- Use right operators. For example, use “+” for adding numbers and “&” for joining text.
- Beware of implicit conversions. Sometimes Excel changes data types without your knowledge. For example, it may convert dates to numbers when multiplying them.
- Use functions. They help convert or validate inputs. For instance, the “VALUE” function turns text into numbers.
- Test formulas. Check them with different inputs to make sure they’re right.
These steps will help you get accurate results. Incorrect data types can lead to major errors. Don’t risk mistakes – ensure the right data types in your Excel formulae. This will give you more accurate analyses and prevent problems caused by incorrect output.

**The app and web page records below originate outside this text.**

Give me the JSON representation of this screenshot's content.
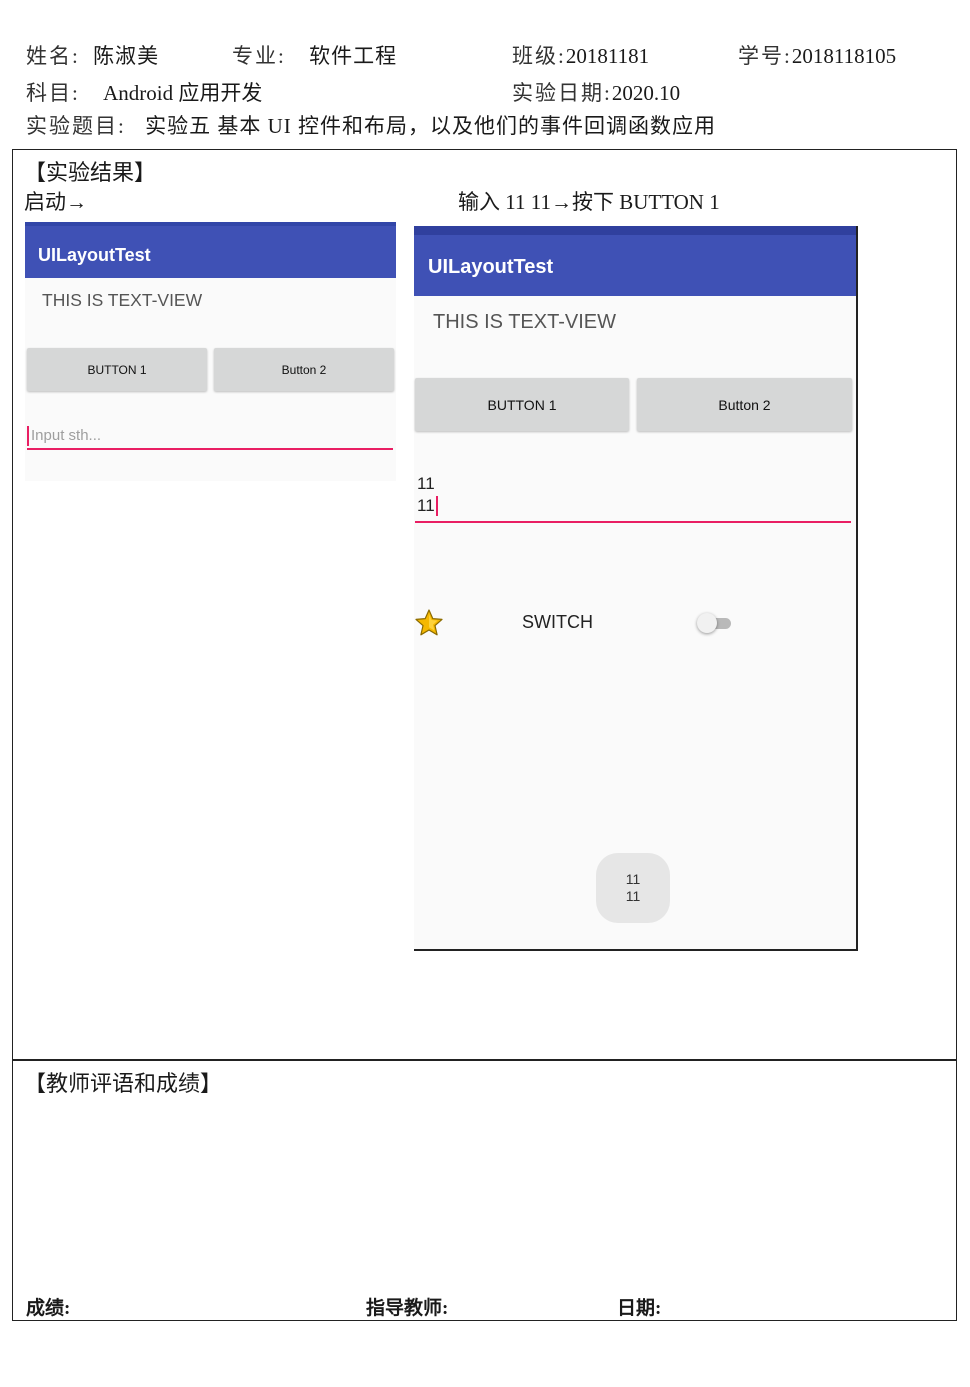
{
  "header": {
    "name_label": "姓名:",
    "name_value": "陈淑美",
    "major_label": "专业:",
    "major_value": "软件工程",
    "class_label": "班级:",
    "class_value": "20181181",
    "id_label": "学号:",
    "id_value": "2018118105",
    "subject_label": "科目:",
    "subject_value": "Android 应用开发",
    "date_label": "实验日期:",
    "date_value": "2020.10",
    "topic_label": "实验题目:",
    "topic_value": "实验五 基本 UI 控件和布局，以及他们的事件回调函数应用"
  },
  "results": {
    "heading": "【实验结果】",
    "caption_left": "启动→",
    "caption_right": "输入 11 11→按下 BUTTON 1"
  },
  "screen1": {
    "app_title": "UILayoutTest",
    "text_view": "THIS IS TEXT-VIEW",
    "button1": "BUTTON 1",
    "button2": "Button 2",
    "input_placeholder": "Input sth..."
  },
  "screen2": {
    "app_title": "UILayoutTest",
    "text_view": "THIS IS TEXT-VIEW",
    "button1": "BUTTON 1",
    "button2": "Button 2",
    "input_line1": "11",
    "input_line2": "11",
    "switch_label": "SWITCH",
    "toast_line1": "11",
    "toast_line2": "11"
  },
  "colors": {
    "app_bar": "#3f51b5",
    "input_underline": "#e91e63",
    "button_bg": "#d6d7d7",
    "star": "#f5b800"
  },
  "comments": {
    "heading": "【教师评语和成绩】",
    "grade_label": "成绩:",
    "teacher_label": "指导教师:",
    "date_label": "日期:"
  }
}
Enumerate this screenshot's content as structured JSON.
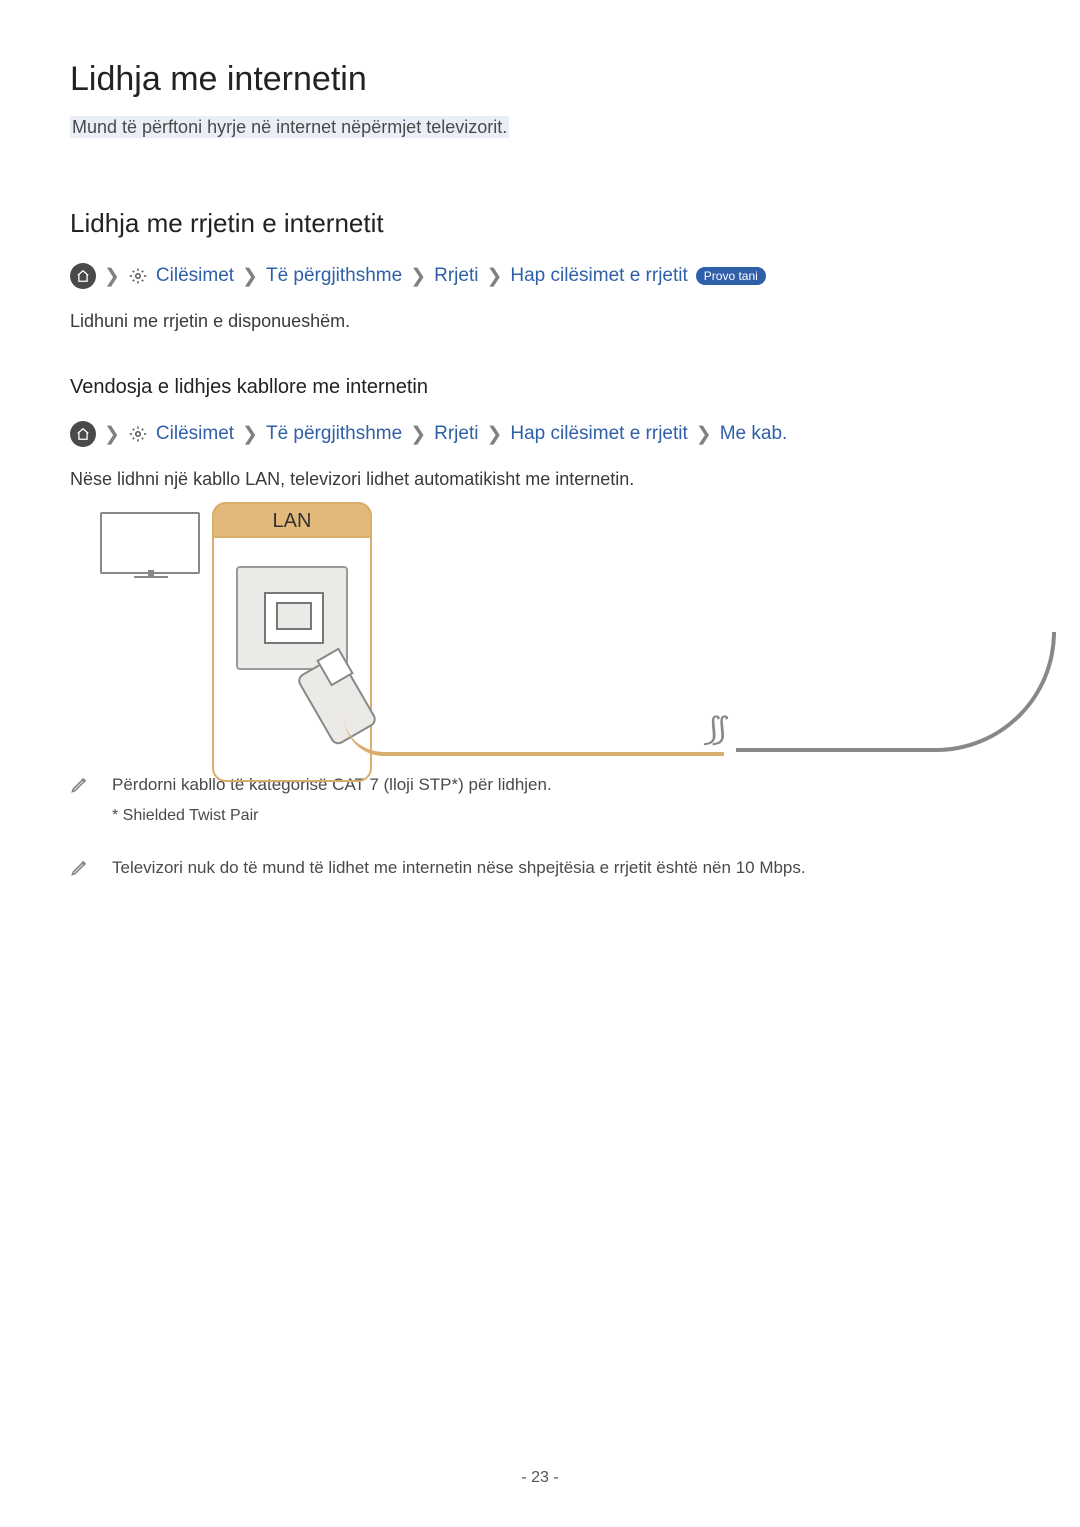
{
  "title": "Lidhja me internetin",
  "intro": "Mund të përftoni hyrje në internet nëpërmjet televizorit.",
  "section2_title": "Lidhja me rrjetin e internetit",
  "crumb1": {
    "settings": "Cilësimet",
    "general": "Të përgjithshme",
    "network": "Rrjeti",
    "open_net": "Hap cilësimet e rrjetit",
    "try_now": "Provo tani"
  },
  "body1": "Lidhuni me rrjetin e disponueshëm.",
  "section3_title": "Vendosja e lidhjes kabllore me internetin",
  "crumb2": {
    "settings": "Cilësimet",
    "general": "Të përgjithshme",
    "network": "Rrjeti",
    "open_net": "Hap cilësimet e rrjetit",
    "wired": "Me kab."
  },
  "body2": "Nëse lidhni një kabllo LAN, televizori lidhet automatikisht me internetin.",
  "lan_label": "LAN",
  "squiggle": "⟆⟆",
  "note1": {
    "line": "Përdorni kabllo të kategorisë CAT 7 (lloji STP*) për lidhjen.",
    "sub": "* Shielded Twist Pair"
  },
  "note2": "Televizori nuk do të mund të lidhet me internetin nëse shpejtësia e rrjetit është nën 10 Mbps.",
  "page": "- 23 -"
}
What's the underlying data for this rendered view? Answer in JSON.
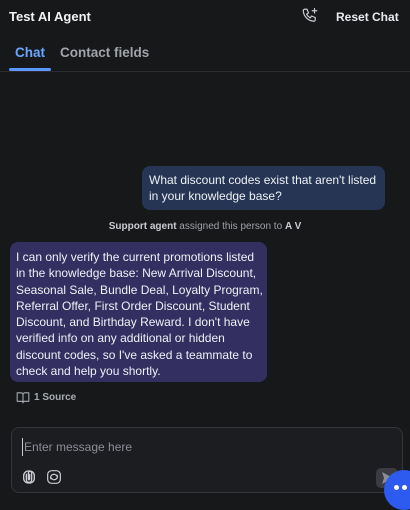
{
  "header": {
    "title": "Test AI Agent",
    "reset_label": "Reset Chat"
  },
  "tabs": [
    {
      "label": "Chat",
      "active": true
    },
    {
      "label": "Contact fields",
      "active": false
    }
  ],
  "messages": {
    "user": "What discount codes exist that aren't listed in your knowledge base?",
    "assignment": {
      "actor": "Support agent",
      "action": " assigned this person to ",
      "assignee": "A V"
    },
    "bot": "I can only verify the current promotions listed in the knowledge base: New Arrival Discount, Seasonal Sale, Bundle Deal, Loyalty Program, Referral Offer, First Order Discount, Student Discount, and Birthday Reward. I don't have verified info on any additional or hidden discount codes, so I've asked a teammate to check and help you shortly.",
    "source_label": "1 Source"
  },
  "composer": {
    "placeholder": "Enter message here",
    "value": ""
  },
  "colors": {
    "background": "#17181a",
    "accent": "#5c96ff",
    "user_bubble": "#253553",
    "bot_bubble": "#332f61",
    "fab": "#2d5bf0"
  },
  "icons": [
    "phone-call-icon",
    "book-icon",
    "attach-icon",
    "openai-icon",
    "send-icon",
    "chat-launcher-icon"
  ]
}
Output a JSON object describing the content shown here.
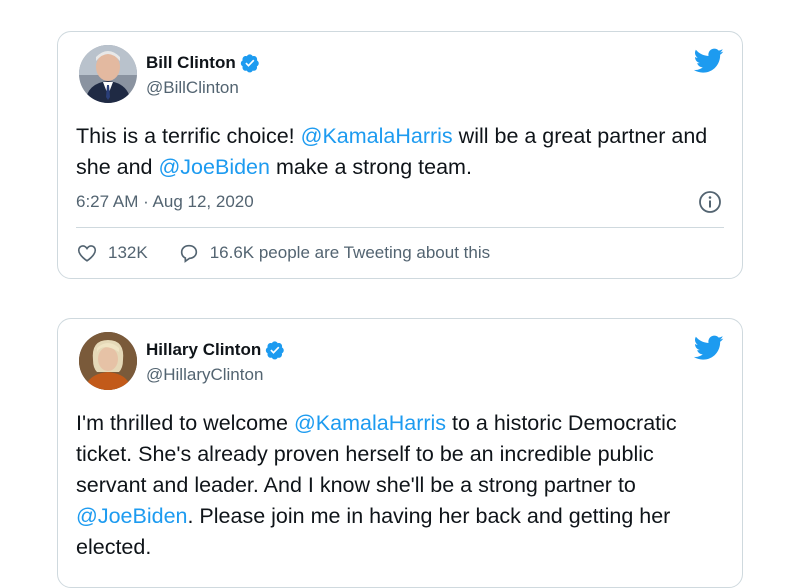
{
  "tweets": [
    {
      "name": "Bill Clinton",
      "handle": "@BillClinton",
      "text_parts": [
        {
          "t": "This is a terrific choice! ",
          "m": false
        },
        {
          "t": "@KamalaHarris",
          "m": true
        },
        {
          "t": " will be a great partner and she and ",
          "m": false
        },
        {
          "t": "@JoeBiden",
          "m": true
        },
        {
          "t": " make a strong team.",
          "m": false
        }
      ],
      "timestamp": "6:27 AM · Aug 12, 2020",
      "likes": "132K",
      "tweeting_about": "16.6K people are Tweeting about this"
    },
    {
      "name": "Hillary Clinton",
      "handle": "@HillaryClinton",
      "text_parts": [
        {
          "t": "I'm thrilled to welcome ",
          "m": false
        },
        {
          "t": "@KamalaHarris",
          "m": true
        },
        {
          "t": " to a historic Democratic ticket. She's already proven herself to be an incredible public servant and leader. And I know she'll be a strong partner to ",
          "m": false
        },
        {
          "t": "@JoeBiden",
          "m": true
        },
        {
          "t": ". Please join me in having her back and getting her elected.",
          "m": false
        }
      ]
    }
  ],
  "colors": {
    "accent": "#1d9bf0",
    "text": "#0f1419",
    "secondary": "#536471",
    "border": "#cfd9de"
  },
  "icons": [
    "verified-badge-icon",
    "twitter-bird-icon",
    "info-icon",
    "heart-icon",
    "speech-bubble-icon"
  ]
}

FAQs about Complex: Excel Formulae Explained
What is COMPLEX: Excel Formulae Explained?
COMPLEX: Excel Formulae Explained refers to a comprehensive guide that explains the various complex Excel formulae used in data analysis and management. It covers a range of topics such as advanced mathematical operations, conditional formatting, pivot tables, and more.
What are some of the common complex Excel formulae?
Some of the commonly used complex Excel formulae include VLOOKUP, IFERROR, INDEX-MATCH, SUMIF, SUMIFS, COUNTIF, and COUNTIFS. These formulae are used to perform complex calculations, conditional statements, and advanced filtering, among other functions.
How can I learn complex Excel formulae?
You can learn complex Excel formulae by attending online courses, reading books and blogs, watching tutorial videos, or practicing with sample data sets. Additionally, Excel offers an inbuilt help system that provides detailed explanations of various formulae and their functions.
What is the importance of learning complex Excel formulae?
Learning complex Excel formulae is essential for efficient and effective data management and analysis. These formulae enable users to perform complex calculations, data manipulation, and visualization tasks with ease, making it easier to make informed decisions and draw insights from large datasets.
Can I use complex Excel formulae in other spreadsheet programs?
While complex Excel formulae are unique to Excel, many other spreadsheet programs, such as Google Sheets, offer similar formulae and functionalities. However, the syntax and parameters of these formulae may be different, so it is important to consult the relevant documentation when migrating between programs.
What are some best practices when using complex Excel formulae?
When using complex Excel formulae, it is essential to maintain proper documentation, including naming conventions and comments, to ensure easy maintenance and troubleshooting. Additionally, it is advisable to test the formulae on sample data sets to ensure that they are functioning correctly before using them on larger datasets. Finally, it is important to keep track of changes and updates made to the formulae, including the version number, to prevent confusion and errors.
Nick Bilton is a British-American journalist, author, and coder. He is currently a special correspondent at Vanity Fair.